Every line of the entries below that carries the string "JSON" should be copied.

Input for this task
____
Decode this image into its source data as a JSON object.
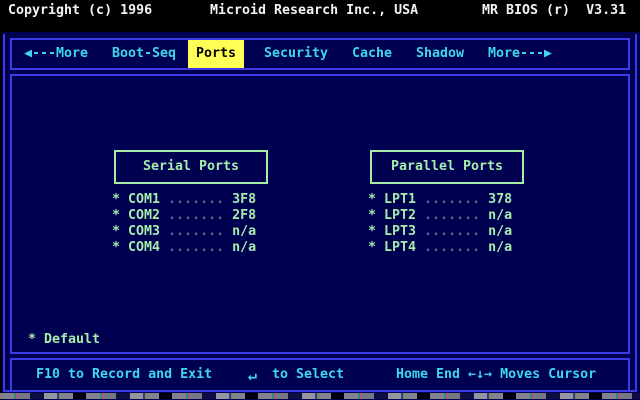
{
  "topbar": {
    "copyright": "Copyright (c) 1996",
    "company": "Microid Research Inc., USA",
    "product": "MR BIOS (r)  V3.31"
  },
  "menu": {
    "items": [
      {
        "label": "◀---More"
      },
      {
        "label": "Boot-Seq"
      },
      {
        "label": "Ports",
        "active": true
      },
      {
        "label": "Security"
      },
      {
        "label": "Cache"
      },
      {
        "label": "Shadow"
      },
      {
        "label": "More---▶"
      }
    ]
  },
  "sections": {
    "serial": {
      "title": "Serial Ports",
      "rows": [
        {
          "marker": "*",
          "label": "COM1",
          "dots": ".......",
          "value": "3F8"
        },
        {
          "marker": "*",
          "label": "COM2",
          "dots": ".......",
          "value": "2F8"
        },
        {
          "marker": "*",
          "label": "COM3",
          "dots": ".......",
          "value": "n/a"
        },
        {
          "marker": "*",
          "label": "COM4",
          "dots": ".......",
          "value": "n/a"
        }
      ]
    },
    "parallel": {
      "title": "Parallel Ports",
      "rows": [
        {
          "marker": "*",
          "label": "LPT1",
          "dots": ".......",
          "value": "378"
        },
        {
          "marker": "*",
          "label": "LPT2",
          "dots": ".......",
          "value": "n/a"
        },
        {
          "marker": "*",
          "label": "LPT3",
          "dots": ".......",
          "value": "n/a"
        },
        {
          "marker": "*",
          "label": "LPT4",
          "dots": ".......",
          "value": "n/a"
        }
      ]
    }
  },
  "footer": {
    "marker": "*",
    "default_label": "Default"
  },
  "keybar": {
    "record": "F10 to Record and Exit",
    "enter_symbol": "↵",
    "select": "to Select",
    "cursor": "Home End ←↓→ Moves Cursor"
  },
  "colors": {
    "background_navy": "#000051",
    "border_blue": "#3c3ce6",
    "text_cyan": "#3ed7ea",
    "highlight_yellow": "#ffff55",
    "text_green": "#a6ecaa",
    "dots_gray": "#6b6b8c",
    "topbar_black": "#000000",
    "topbar_white": "#f2f2f2"
  }
}
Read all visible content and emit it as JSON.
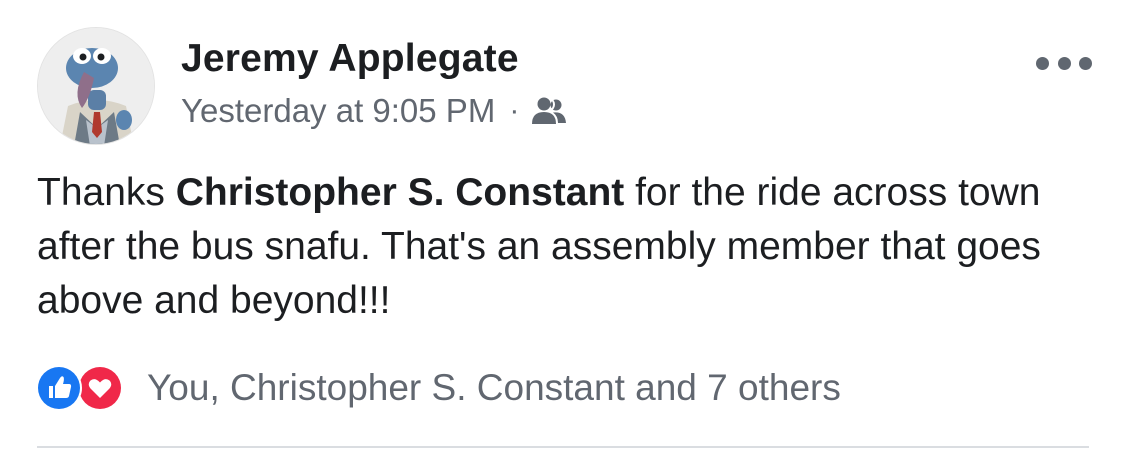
{
  "post": {
    "author": "Jeremy Applegate",
    "timestamp": "Yesterday at 9:05 PM",
    "separator": "·",
    "audience_icon": "friends-icon",
    "more_icon": "more-options-icon",
    "text": {
      "before_mention": "Thanks ",
      "mention": "Christopher S. Constant",
      "after_mention": " for the ride across town after the bus snafu. That's an assembly member that goes above and beyond!!!"
    },
    "reactions": {
      "icons": [
        "like-reaction-icon",
        "love-reaction-icon"
      ],
      "summary": "You, Christopher S. Constant and 7 others"
    }
  },
  "colors": {
    "text_primary": "#1c1e21",
    "text_secondary": "#616770",
    "like_blue": "#1877f2",
    "love_red": "#f02849",
    "divider": "#dadde1"
  }
}
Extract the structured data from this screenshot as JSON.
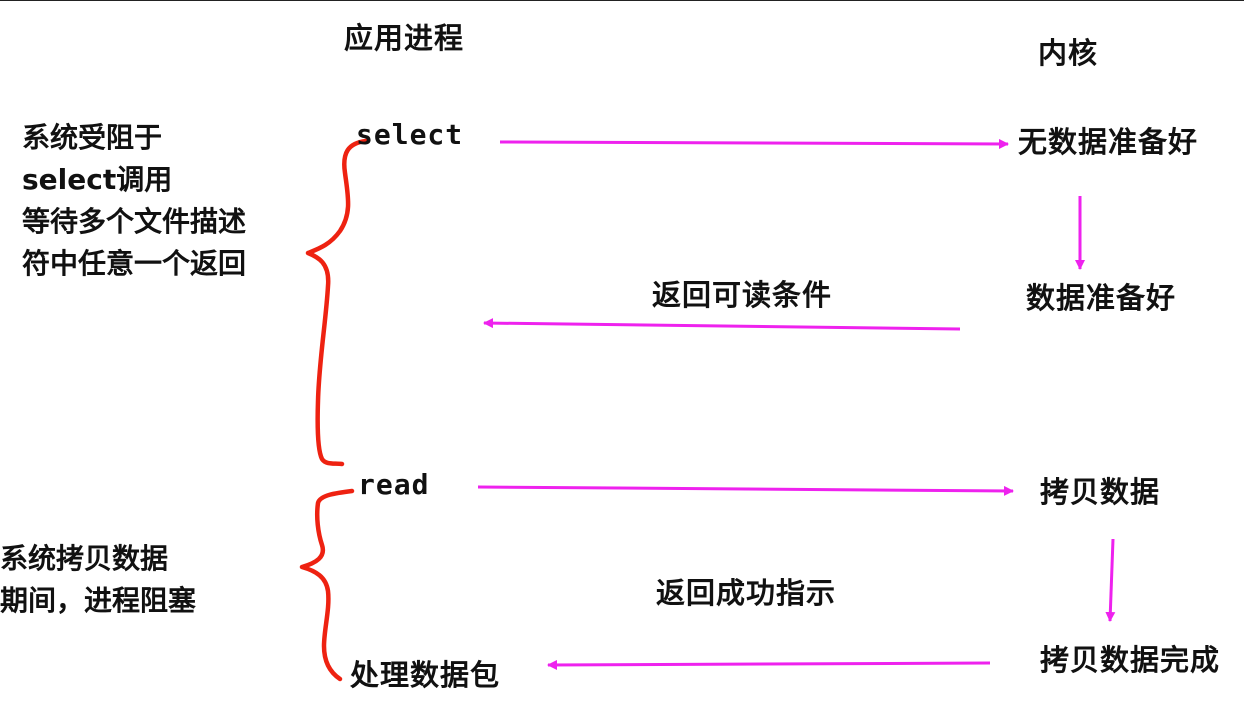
{
  "headers": {
    "app_process": "应用进程",
    "kernel": "内核"
  },
  "app_steps": {
    "select": "select",
    "read": "read",
    "process_packet": "处理数据包"
  },
  "kernel_states": {
    "no_data": "无数据准备好",
    "data_ready": "数据准备好",
    "copy_data": "拷贝数据",
    "copy_done": "拷贝数据完成"
  },
  "returns": {
    "readable": "返回可读条件",
    "success": "返回成功指示"
  },
  "notes": {
    "select_block": [
      "系统受阻于",
      "select调用",
      "等待多个文件描述",
      "符中任意一个返回"
    ],
    "copy_block": [
      "系统拷贝数据",
      "期间，进程阻塞"
    ]
  },
  "colors": {
    "arrow": "#ee22ee",
    "brace": "#ee2211"
  }
}
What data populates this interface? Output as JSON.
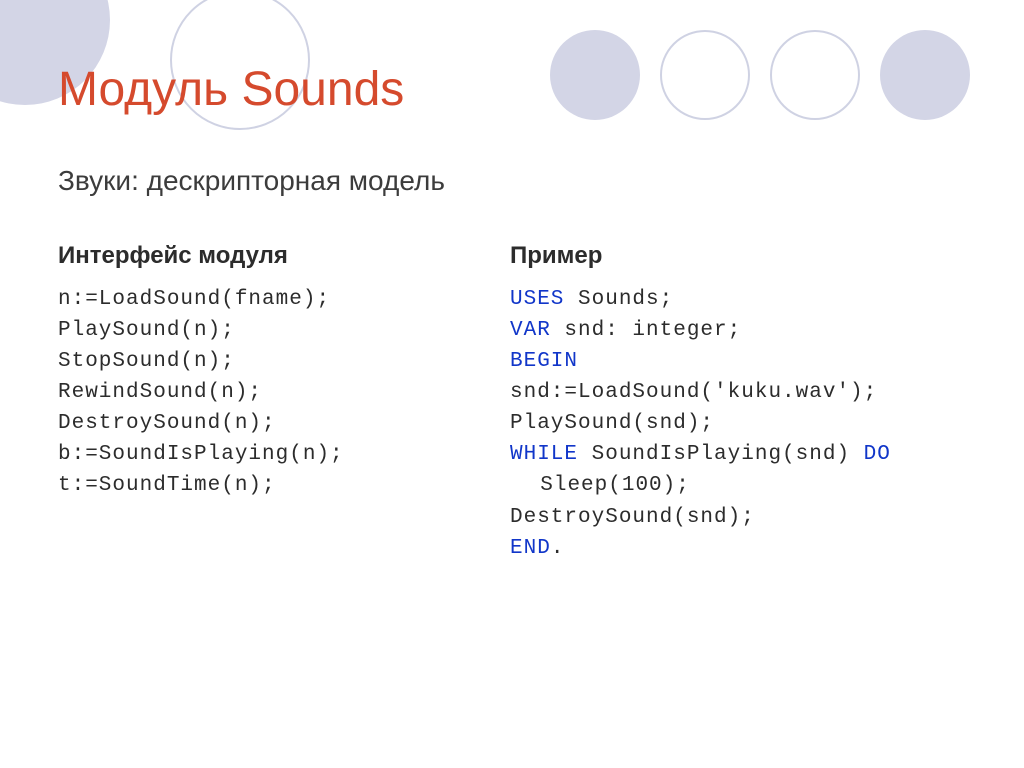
{
  "title": "Модуль Sounds",
  "subtitle": "Звуки: дескрипторная модель",
  "left": {
    "heading": "Интерфейс модуля",
    "lines": {
      "l0": "n:=LoadSound(fname);",
      "l1": "PlaySound(n);",
      "l2": "StopSound(n);",
      "l3": "RewindSound(n);",
      "l4": "DestroySound(n);",
      "l5": "b:=SoundIsPlaying(n);",
      "l6": "t:=SoundTime(n);"
    }
  },
  "right": {
    "heading": "Пример",
    "kw": {
      "uses": "uses",
      "var": "var",
      "begin": "begin",
      "while": "while",
      "do": "do",
      "end": "end"
    },
    "txt": {
      "uses_rest": " Sounds;",
      "var_rest": " snd: integer;",
      "ln_load": "snd:=LoadSound('kuku.wav');",
      "ln_play": "PlaySound(snd);",
      "while_mid": " SoundIsPlaying(snd) ",
      "ln_sleep": "Sleep(100);",
      "ln_destroy": "DestroySound(snd);",
      "end_punct": "."
    }
  }
}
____
Answer area
Decode this image into its source data as a JSON object.
Read all visible content and emit it as JSON.
Extract the structured data from this screenshot as JSON.
What data populates this interface? Output as JSON.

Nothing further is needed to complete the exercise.